You’ve got vision, while the rest of the world wears bifocals. If that bit of swagger sums up yourstyle, you’ve got something in common with Butch Cassidy.
In the film version of “Butch Cassidy and the Sundance Kid,” Sundance tells Butch to “just keep thinking because that’s what he’s good at.”
That’s not the only thing that defined Cassidy’s leadership. Here are some other techniques that could help you, just like Cassidy, keep the rest of the world one step behind.
1. Gather intel. When a posse pursues Cassidy and his sidekick, Cassidy takes steps to determine who’s in the posse. Knowing whom he’s dealing with helps him figure out what to do next, in the same way that auto giants GM and Ford buy one another’s cars to see how they work.
2. Constantly benchmark. As the posse continues to track Cassidy and Sundance, even as they’re moving across a rocky outcrop, Cassidy realizes the talent of his competition. He makes a risky choice: He and Sundance will have to make a move that the posse can’t possibly follow; they jump over the cliff edge.
When Apple launched the iPad, the company made sure no posse could follow them by making their iPad software proprietary. Because they couldn’t follow, the competition did something different—leading to Google’s Android software.
3. Collect opinions, then decide. In one tricky situation, Cassidy realizes that to find a solution, he’ll need to know what a really good gunslinger would do. He knows Sundance is the better gunslinger, so he asks for Sundance’s opinion, then makes the decision about their course of action.
4. Take action, no matter how tough things are. Early in the film, Cassidy is challenged by an enormous guy who wants to take over leadership of the gang. Cassidy outsmarts him by first making conversation, then kicking him in a particularly vulnerable spot. The fight is over.

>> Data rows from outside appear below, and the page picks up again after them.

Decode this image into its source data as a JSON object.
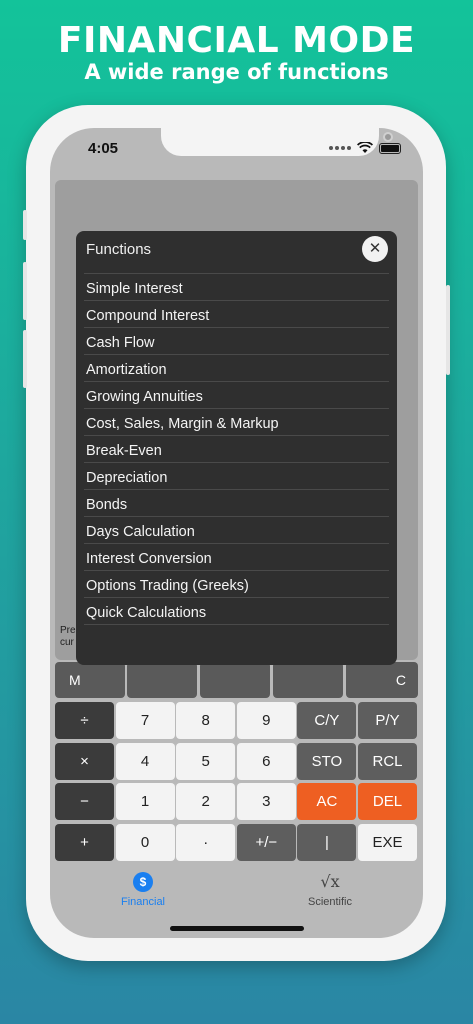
{
  "banner": {
    "title": "FINANCIAL MODE",
    "subtitle": "A wide range of functions"
  },
  "status_bar": {
    "time": "4:05",
    "icons": [
      "signal-dots-icon",
      "wifi-icon",
      "battery-icon"
    ]
  },
  "display": {
    "previous_text_line1": "Pre",
    "previous_text_line2": "cur"
  },
  "partial_row": {
    "left_label": "M",
    "right_label": "C"
  },
  "functions_modal": {
    "title": "Functions",
    "close_icon": "close-icon",
    "items": [
      "Simple Interest",
      "Compound Interest",
      "Cash Flow",
      "Amortization",
      "Growing Annuities",
      "Cost, Sales, Margin & Markup",
      "Break-Even",
      "Depreciation",
      "Bonds",
      "Days Calculation",
      "Interest Conversion",
      "Options Trading (Greeks)",
      "Quick Calculations"
    ]
  },
  "keypad": {
    "rows": [
      [
        "÷",
        "7",
        "8",
        "9",
        "C/Y",
        "P/Y"
      ],
      [
        "×",
        "4",
        "5",
        "6",
        "STO",
        "RCL"
      ],
      [
        "−",
        "1",
        "2",
        "3",
        "AC",
        "DEL"
      ],
      [
        "+",
        "0",
        "·",
        "+/−",
        "|",
        "EXE"
      ]
    ],
    "colors": {
      "operator": "#3b3b3b",
      "digit": "#f3f3f3",
      "function": "#5e5e5e",
      "accent": "#ee5f22"
    }
  },
  "tab_bar": {
    "tabs": [
      {
        "label": "Financial",
        "icon": "dollar-icon",
        "active": true,
        "color": "#1a7ff0"
      },
      {
        "label": "Scientific",
        "icon": "sqrt-x-icon",
        "active": false,
        "color": "#444444"
      }
    ]
  }
}
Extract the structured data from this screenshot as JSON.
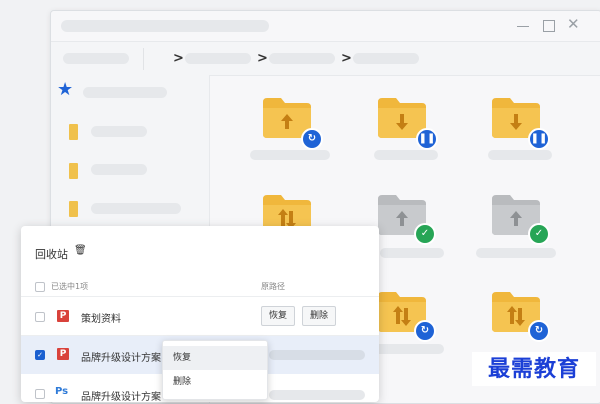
{
  "recycle_bin": {
    "title": "回收站",
    "header_selected": "已选中1项",
    "header_original_path": "原路径",
    "rows": [
      {
        "name": "策划资料",
        "restore": "恢复",
        "delete": "删除"
      },
      {
        "name": "品牌升级设计方案"
      },
      {
        "name": "品牌升级设计方案"
      }
    ]
  },
  "context_menu": {
    "restore": "恢复",
    "delete": "删除"
  },
  "watermark": "最需教育",
  "colors": {
    "folder": "#f0b73c",
    "folder_gray": "#c4c6c9",
    "badge_blue": "#1f63d6",
    "badge_green": "#27a556"
  }
}
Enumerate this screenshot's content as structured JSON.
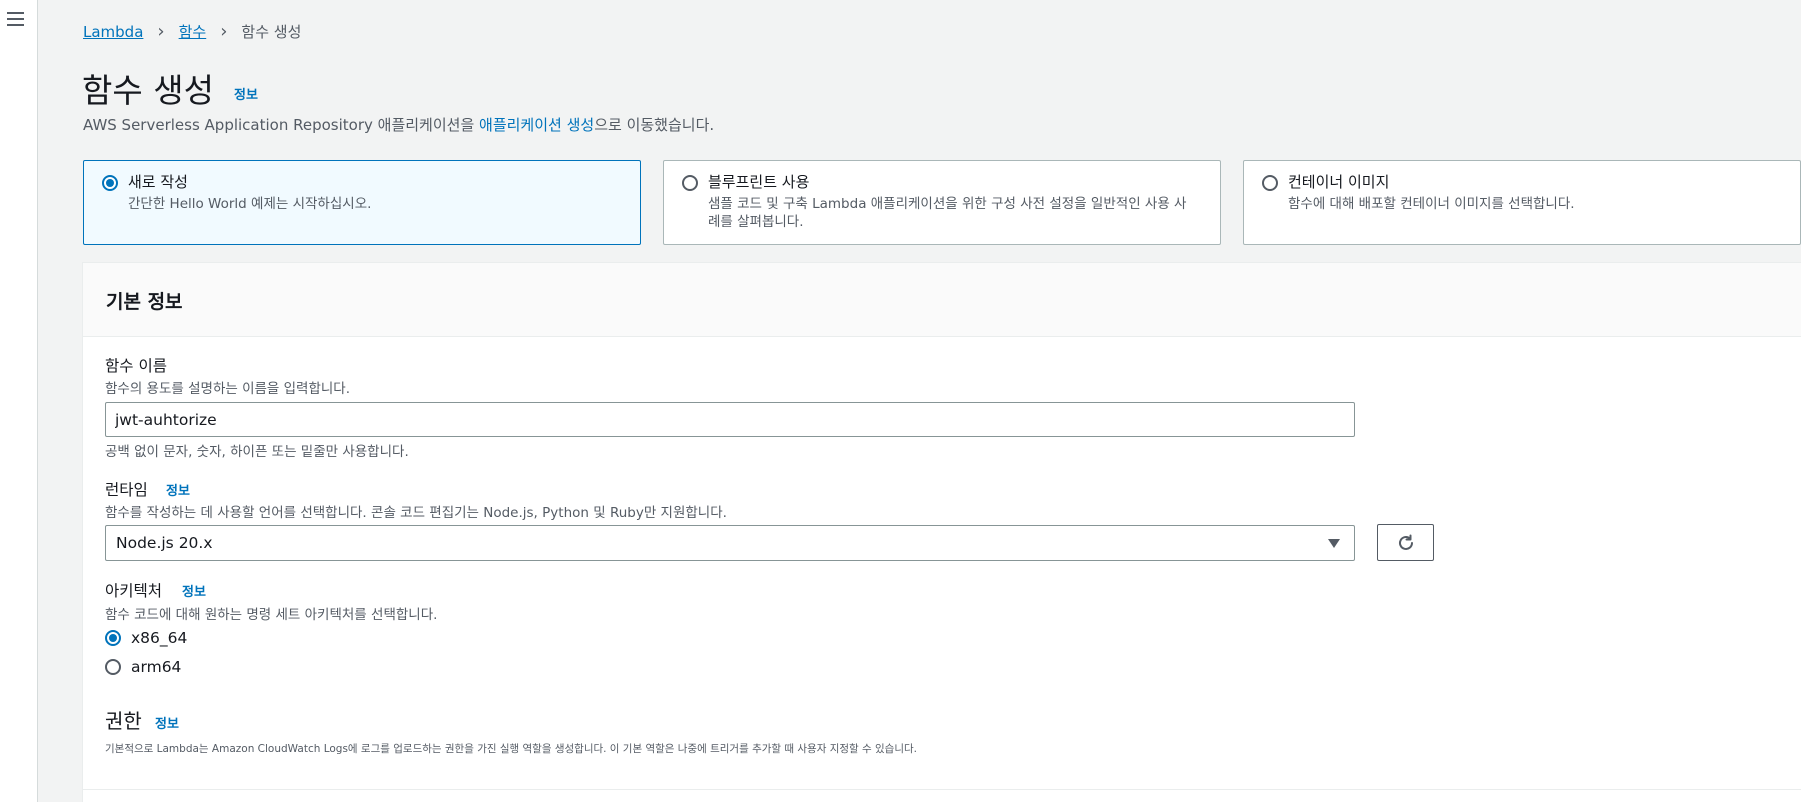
{
  "nav": {
    "menu_icon": "hamburger-menu-icon"
  },
  "breadcrumb": {
    "items": [
      "Lambda",
      "함수"
    ],
    "current": "함수 생성"
  },
  "header": {
    "title": "함수 생성",
    "info": "정보",
    "subtitle_prefix": "AWS Serverless Application Repository 애플리케이션을 ",
    "subtitle_link": "애플리케이션 생성",
    "subtitle_suffix": "으로 이동했습니다."
  },
  "options": [
    {
      "title": "새로 작성",
      "desc": "간단한 Hello World 예제는 시작하십시오.",
      "selected": true
    },
    {
      "title": "블루프린트 사용",
      "desc": "샘플 코드 및 구축 Lambda 애플리케이션을 위한 구성 사전 설정을 일반적인 사용 사례를 살펴봅니다.",
      "selected": false
    },
    {
      "title": "컨테이너 이미지",
      "desc": "함수에 대해 배포할 컨테이너 이미지를 선택합니다.",
      "selected": false
    }
  ],
  "basic": {
    "title": "기본 정보",
    "function_name": {
      "label": "함수 이름",
      "desc": "함수의 용도를 설명하는 이름을 입력합니다.",
      "value": "jwt-auhtorize",
      "hint": "공백 없이 문자, 숫자, 하이픈 또는 밑줄만 사용합니다."
    },
    "runtime": {
      "label": "런타임",
      "info": "정보",
      "desc": "함수를 작성하는 데 사용할 언어를 선택합니다. 콘솔 코드 편집기는 Node.js, Python 및 Ruby만 지원합니다.",
      "value": "Node.js 20.x",
      "refresh_icon": "refresh-icon"
    },
    "architecture": {
      "label": "아키텍처",
      "info": "정보",
      "desc": "함수 코드에 대해 원하는 명령 세트 아키텍처를 선택합니다.",
      "options": [
        {
          "label": "x86_64",
          "selected": true
        },
        {
          "label": "arm64",
          "selected": false
        }
      ]
    },
    "permissions": {
      "title": "권한",
      "info": "정보",
      "desc": "기본적으로 Lambda는 Amazon CloudWatch Logs에 로그를 업로드하는 권한을 가진 실행 역할을 생성합니다. 이 기본 역할은 나중에 트리거를 추가할 때 사용자 지정할 수 있습니다."
    }
  },
  "colors": {
    "accent": "#0073bb",
    "background": "#f2f3f3",
    "text": "#16191f",
    "muted": "#545b64"
  }
}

For a long time, these leadership techniques kept Butch at the top of his game. Eventually, of course, Butch Cassidy and Sundance found themselves in a no-win situation. But even then, they went out in a blaze of glory.

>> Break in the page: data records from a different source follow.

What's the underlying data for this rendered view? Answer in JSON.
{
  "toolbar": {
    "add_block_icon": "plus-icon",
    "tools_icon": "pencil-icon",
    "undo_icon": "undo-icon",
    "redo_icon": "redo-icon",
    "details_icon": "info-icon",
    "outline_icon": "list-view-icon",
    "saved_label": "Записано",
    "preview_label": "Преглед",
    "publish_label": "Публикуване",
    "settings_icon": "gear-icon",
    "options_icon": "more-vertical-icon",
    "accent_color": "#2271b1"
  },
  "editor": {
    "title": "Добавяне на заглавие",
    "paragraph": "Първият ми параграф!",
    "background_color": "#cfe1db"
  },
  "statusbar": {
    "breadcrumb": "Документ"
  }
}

— Adapted from “Five Leadership Keys from Butch Cassidy,” Geoff Loftus, Forbes.